On a recent trip to Beijing and Hong Kong, I saw first-hand how Chinese investments in knowledge and ideas are fuelling its economic dominance.  At the Communication University of China in Beijing, I met with the president in a brand new administration facility, after which I visited their expanded media museum in another sparkling new complex.  The following day, I toured the fabulous new library at Renmin University, before walking across a campus dotted with construction cranes and hearing their plans for a new satellite campus outside the city.

In Hong Kong, I saw City University’s impressive new media facility and toured the modern residences at the Chinese University of Hong Kong. Even the older structures at these universities have been renovated and upgraded, showing few signs of the wear and tear we see at BC university campuses.

If the building boom is impressive, the growth in China’s educational and research capacity is even more so.  All of the universities I visited reported having significant infusions of government funding with which to enrich their research programs and educational offerings, particularly at the graduate level.

In this context, one begins to understand why Asia’s universities are surging up the list of leading international universities.  For example, while SFU is proud to be rated 25th in the QS World University Rankings of the best universities under 50 years of age, City University and the Chinese University in Hong Kong are ranked 10th and 1st respectively. Indeed, seven of the top ten leading younger universities are from Asia.

This is no accident.  As Chinese University of Hong Kong Provost Benjamin Wah told the Times Higher Education unit, Asian governments have come to regard post-secondary education and research as critical keys to social and economic development. “Although (Asia’s) economic prosperity was originally fuelled by inexpensive labour in low-end manufacturing, rising labour costs and other socio-economic forces have driven these countries from pure manufacturing to the creation of new ideas and innovation, in order to stay competitive,” says Wah.  “These forces have led to significant investments in higher education and research.

The strategy is paying off – big time.   Jobs that were once the predominant preserve of North American and European workers are now relocating to Asia.  And Asian countries are fast becoming leaders in developing new products, technologies and innovations, and are reaping the financial rewards.

While other developed countries are struggling to keep pace with these investments, Canada and the U.S. are falling behind, with obvious results. While Northern European countries boast university participation rates in the top 10, Canada is 21st – behind developing economies like Slovenia and Portugal.  In a single generation, Canada has slipped from 6th to 15th in the world in university attainment rates

If we hope to maintain a strong economy and high quality of life, Canadian governments must wake up to this challenge.  In British Columbia, the Research Universities’ Council recently presented the B.C. government with an Opportunity Agenda, our best estimate of the kinds of post-secondary investments that are necessary to enable our young people to realize their full potential and to keep our province competitive in the global knowledge economy.

There are three elements.

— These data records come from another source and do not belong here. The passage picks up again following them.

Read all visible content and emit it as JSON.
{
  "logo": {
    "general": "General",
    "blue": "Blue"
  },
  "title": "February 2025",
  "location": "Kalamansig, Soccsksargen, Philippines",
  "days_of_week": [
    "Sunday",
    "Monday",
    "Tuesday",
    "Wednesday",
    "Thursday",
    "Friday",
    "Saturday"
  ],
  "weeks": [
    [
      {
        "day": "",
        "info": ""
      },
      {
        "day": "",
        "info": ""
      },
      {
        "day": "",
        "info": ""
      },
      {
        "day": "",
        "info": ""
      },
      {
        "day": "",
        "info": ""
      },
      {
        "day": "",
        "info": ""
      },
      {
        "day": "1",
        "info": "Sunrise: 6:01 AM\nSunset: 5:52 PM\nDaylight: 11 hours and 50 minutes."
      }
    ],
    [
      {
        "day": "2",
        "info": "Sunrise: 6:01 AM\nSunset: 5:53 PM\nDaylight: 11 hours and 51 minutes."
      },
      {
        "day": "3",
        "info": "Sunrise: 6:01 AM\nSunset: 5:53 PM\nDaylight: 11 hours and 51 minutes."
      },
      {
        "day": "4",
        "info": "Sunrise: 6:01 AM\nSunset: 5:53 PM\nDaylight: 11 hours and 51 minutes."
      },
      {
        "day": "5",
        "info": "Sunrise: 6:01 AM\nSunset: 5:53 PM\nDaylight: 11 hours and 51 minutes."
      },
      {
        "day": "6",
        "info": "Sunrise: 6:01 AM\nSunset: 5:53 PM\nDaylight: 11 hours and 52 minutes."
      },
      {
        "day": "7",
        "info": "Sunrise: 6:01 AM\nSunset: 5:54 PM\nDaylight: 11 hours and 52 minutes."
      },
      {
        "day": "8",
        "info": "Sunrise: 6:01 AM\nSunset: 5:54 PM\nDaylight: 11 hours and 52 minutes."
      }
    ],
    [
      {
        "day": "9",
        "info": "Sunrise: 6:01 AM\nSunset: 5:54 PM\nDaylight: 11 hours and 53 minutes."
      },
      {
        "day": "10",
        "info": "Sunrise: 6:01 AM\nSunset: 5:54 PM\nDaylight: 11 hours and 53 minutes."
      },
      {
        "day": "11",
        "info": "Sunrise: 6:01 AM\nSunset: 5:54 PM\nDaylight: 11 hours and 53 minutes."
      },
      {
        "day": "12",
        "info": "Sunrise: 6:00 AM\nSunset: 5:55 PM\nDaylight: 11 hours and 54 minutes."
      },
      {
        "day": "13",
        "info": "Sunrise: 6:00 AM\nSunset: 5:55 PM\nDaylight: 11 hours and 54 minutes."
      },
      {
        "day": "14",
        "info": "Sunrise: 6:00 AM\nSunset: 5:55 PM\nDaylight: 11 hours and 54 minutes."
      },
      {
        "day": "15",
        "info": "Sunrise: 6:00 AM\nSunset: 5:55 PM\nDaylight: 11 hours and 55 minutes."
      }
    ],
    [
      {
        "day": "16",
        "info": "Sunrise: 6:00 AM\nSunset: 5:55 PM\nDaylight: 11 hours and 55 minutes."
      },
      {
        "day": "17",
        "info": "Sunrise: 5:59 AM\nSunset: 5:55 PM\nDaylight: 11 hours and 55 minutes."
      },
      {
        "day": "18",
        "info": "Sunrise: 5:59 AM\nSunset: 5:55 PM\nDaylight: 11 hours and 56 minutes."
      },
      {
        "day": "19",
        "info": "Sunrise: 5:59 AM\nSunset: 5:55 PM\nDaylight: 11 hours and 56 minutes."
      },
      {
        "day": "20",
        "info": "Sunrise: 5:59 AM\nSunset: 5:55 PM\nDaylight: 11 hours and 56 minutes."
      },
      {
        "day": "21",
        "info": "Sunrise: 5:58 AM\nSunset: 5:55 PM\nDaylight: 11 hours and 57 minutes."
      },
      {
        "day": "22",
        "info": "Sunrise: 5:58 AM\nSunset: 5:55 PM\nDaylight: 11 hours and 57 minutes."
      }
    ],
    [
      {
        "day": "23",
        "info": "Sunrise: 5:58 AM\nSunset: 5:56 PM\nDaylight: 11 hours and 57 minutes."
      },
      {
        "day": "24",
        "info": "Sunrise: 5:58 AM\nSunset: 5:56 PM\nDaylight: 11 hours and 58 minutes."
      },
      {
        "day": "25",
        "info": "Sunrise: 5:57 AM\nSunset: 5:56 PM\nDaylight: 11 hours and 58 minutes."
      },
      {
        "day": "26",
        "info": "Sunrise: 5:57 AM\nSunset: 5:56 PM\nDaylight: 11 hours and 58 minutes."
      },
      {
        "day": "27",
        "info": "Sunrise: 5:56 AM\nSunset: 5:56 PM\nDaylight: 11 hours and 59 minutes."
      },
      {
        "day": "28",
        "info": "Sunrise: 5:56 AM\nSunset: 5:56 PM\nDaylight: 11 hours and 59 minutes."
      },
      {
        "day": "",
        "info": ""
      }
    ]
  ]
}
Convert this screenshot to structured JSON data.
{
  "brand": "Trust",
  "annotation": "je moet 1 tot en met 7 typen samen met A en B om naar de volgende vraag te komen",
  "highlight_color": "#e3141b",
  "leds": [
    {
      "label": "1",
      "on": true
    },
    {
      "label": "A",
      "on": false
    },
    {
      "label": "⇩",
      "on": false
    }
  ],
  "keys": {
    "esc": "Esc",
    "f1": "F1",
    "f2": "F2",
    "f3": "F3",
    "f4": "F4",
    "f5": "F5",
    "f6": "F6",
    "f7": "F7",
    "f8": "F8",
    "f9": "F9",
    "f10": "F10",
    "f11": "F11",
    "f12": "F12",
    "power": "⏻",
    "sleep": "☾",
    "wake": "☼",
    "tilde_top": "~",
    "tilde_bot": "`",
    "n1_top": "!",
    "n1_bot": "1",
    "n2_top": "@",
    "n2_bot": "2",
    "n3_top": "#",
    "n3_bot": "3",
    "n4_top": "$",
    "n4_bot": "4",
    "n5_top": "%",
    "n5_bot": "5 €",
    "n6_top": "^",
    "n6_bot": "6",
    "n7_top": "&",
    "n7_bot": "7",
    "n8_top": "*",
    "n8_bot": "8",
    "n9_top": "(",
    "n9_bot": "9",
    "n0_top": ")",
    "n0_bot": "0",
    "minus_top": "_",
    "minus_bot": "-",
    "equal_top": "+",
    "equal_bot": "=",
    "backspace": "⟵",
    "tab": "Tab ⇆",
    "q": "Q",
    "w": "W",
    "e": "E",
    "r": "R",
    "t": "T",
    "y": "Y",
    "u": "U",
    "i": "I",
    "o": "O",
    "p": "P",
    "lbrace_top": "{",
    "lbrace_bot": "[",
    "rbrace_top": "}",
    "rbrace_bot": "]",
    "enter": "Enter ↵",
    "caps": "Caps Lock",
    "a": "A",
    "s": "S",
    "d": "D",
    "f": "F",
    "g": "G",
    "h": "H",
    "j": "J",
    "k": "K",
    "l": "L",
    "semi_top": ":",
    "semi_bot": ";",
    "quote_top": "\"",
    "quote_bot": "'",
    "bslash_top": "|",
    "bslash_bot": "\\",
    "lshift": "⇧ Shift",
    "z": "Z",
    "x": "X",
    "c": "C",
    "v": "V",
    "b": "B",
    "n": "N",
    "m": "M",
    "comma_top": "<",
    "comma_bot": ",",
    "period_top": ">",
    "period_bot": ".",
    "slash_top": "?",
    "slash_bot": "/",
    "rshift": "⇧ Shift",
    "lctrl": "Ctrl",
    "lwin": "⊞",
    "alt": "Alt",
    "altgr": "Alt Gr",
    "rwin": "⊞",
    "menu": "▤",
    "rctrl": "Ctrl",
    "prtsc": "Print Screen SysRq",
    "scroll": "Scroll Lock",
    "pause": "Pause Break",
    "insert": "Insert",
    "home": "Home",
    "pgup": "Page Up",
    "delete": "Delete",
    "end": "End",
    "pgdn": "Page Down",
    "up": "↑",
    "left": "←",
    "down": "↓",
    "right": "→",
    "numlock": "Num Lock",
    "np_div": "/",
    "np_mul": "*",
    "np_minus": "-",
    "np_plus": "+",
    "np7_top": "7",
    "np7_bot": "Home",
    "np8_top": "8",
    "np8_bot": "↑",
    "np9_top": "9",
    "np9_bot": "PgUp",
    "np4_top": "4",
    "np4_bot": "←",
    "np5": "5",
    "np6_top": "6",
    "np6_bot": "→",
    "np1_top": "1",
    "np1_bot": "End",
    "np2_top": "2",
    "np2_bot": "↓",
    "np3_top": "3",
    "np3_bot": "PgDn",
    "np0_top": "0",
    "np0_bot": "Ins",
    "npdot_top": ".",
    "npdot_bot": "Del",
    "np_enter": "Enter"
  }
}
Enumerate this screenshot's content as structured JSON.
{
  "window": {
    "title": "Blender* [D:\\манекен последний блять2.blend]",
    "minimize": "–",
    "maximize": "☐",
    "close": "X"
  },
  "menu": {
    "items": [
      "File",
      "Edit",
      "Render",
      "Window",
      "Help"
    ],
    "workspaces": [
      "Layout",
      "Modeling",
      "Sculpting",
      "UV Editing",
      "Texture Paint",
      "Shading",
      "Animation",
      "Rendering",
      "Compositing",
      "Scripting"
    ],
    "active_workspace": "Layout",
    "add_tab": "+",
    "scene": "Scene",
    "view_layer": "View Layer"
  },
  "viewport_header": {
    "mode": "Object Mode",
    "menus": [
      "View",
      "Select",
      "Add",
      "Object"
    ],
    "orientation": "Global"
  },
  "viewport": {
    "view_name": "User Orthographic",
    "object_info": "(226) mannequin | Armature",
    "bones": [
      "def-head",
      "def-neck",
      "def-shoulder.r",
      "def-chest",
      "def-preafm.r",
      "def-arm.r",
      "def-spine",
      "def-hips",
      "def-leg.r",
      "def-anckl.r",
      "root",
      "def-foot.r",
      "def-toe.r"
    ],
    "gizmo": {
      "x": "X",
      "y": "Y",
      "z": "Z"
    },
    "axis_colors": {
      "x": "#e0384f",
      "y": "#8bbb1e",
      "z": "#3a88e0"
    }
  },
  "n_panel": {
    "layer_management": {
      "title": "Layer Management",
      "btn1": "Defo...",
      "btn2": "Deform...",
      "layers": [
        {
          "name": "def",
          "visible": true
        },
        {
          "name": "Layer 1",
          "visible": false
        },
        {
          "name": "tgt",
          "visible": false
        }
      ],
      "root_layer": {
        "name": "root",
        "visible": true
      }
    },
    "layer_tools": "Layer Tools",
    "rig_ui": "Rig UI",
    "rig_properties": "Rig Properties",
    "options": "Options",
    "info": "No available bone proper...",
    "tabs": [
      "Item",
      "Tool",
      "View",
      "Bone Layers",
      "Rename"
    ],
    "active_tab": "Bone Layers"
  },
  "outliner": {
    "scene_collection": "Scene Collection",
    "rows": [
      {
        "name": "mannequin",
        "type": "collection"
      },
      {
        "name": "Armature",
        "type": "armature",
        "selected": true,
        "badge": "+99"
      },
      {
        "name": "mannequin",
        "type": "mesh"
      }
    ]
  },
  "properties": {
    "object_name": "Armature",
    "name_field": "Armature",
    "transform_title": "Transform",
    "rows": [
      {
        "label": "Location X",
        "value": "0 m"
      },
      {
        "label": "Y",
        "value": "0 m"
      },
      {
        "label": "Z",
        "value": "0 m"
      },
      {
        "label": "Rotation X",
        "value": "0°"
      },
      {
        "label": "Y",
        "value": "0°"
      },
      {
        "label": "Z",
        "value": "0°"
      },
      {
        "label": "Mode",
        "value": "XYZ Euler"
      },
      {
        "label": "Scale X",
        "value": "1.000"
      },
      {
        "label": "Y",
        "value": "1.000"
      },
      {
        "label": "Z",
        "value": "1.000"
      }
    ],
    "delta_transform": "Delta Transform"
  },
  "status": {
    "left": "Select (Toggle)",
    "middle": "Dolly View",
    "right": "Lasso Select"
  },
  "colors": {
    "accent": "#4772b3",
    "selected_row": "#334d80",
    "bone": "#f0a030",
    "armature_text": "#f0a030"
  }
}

We need to provide: enough post-secondary spaces for every qualified student; and enough money that we are not turning away bright students whose parents can’t afford the rising costs. And we must invest at a competitive rate in research and innovation.

We dare not forget that Canada’s most important asset is its people.  Whatever the fate of our natural resources, we won’t be able to defend our economy or maintain our quality of life if we fail to nurture and enrich our human resources. Based on what I witnessed in China, the time to reinvest in post-secondary education and research has never been more pressing.